RECORDED DATA below:

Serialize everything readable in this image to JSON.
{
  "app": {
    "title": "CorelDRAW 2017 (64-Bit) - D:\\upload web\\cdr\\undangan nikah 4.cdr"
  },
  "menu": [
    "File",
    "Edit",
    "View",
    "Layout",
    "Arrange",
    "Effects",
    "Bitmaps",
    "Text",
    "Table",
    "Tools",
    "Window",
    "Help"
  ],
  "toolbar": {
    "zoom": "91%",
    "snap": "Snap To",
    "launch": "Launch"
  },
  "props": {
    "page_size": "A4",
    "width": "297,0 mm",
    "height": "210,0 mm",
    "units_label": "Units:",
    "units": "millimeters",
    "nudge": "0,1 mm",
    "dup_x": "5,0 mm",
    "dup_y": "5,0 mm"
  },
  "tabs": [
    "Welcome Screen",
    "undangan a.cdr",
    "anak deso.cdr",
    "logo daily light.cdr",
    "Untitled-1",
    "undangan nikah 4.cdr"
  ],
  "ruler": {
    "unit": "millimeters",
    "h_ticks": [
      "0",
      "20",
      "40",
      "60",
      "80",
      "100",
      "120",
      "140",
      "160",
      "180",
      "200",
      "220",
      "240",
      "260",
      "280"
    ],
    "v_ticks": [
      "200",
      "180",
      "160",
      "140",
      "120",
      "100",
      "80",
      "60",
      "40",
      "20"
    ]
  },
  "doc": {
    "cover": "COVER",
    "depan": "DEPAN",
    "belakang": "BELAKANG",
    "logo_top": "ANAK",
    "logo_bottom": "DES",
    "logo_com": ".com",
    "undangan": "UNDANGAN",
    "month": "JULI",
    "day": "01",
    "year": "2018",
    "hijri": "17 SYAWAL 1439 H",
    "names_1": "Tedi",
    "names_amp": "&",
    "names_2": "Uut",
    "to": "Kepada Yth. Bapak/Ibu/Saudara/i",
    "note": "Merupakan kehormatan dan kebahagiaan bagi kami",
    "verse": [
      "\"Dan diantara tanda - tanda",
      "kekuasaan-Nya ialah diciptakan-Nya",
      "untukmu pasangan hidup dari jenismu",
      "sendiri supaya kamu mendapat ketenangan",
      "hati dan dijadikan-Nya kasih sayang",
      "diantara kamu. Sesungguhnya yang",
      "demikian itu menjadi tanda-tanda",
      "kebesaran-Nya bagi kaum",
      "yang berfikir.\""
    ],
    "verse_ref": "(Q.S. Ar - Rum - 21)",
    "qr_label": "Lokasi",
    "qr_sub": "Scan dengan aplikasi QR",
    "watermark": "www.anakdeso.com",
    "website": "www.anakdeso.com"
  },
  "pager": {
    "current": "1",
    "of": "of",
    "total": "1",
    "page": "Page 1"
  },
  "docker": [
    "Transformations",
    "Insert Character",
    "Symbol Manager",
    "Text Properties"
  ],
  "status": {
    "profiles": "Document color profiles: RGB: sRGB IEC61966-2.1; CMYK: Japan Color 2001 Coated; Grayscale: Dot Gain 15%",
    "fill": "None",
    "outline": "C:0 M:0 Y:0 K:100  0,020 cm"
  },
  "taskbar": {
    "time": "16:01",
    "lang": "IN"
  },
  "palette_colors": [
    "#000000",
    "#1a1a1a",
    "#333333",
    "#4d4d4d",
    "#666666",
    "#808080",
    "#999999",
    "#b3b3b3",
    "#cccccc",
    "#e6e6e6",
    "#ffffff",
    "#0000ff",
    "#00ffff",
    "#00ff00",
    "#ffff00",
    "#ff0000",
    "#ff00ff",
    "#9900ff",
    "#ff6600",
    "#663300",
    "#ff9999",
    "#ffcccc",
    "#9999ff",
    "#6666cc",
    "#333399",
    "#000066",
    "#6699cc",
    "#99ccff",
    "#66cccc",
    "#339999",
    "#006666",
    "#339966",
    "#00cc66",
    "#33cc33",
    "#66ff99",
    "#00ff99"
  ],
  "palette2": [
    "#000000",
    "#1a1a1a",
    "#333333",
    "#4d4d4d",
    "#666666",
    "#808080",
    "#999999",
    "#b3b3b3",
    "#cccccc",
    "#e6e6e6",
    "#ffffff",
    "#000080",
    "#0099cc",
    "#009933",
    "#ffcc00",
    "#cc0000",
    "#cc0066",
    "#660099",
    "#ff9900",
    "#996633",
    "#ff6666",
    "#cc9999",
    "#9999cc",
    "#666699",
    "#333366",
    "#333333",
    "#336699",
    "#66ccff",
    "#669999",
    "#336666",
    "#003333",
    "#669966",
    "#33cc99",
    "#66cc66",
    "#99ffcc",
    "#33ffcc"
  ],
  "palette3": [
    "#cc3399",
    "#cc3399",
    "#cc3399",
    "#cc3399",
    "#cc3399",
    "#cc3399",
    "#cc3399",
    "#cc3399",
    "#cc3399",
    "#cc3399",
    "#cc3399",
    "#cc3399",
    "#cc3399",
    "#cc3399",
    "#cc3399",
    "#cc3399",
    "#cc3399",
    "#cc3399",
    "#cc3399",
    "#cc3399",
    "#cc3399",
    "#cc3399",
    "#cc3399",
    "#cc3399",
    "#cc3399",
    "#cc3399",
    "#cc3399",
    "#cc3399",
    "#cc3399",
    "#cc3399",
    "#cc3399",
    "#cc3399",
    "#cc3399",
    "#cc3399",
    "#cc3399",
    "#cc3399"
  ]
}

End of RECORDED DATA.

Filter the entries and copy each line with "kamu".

      "sendiri supaya kamu mendapat ketenangan",
      "diantara kamu. Sesungguhnya yang",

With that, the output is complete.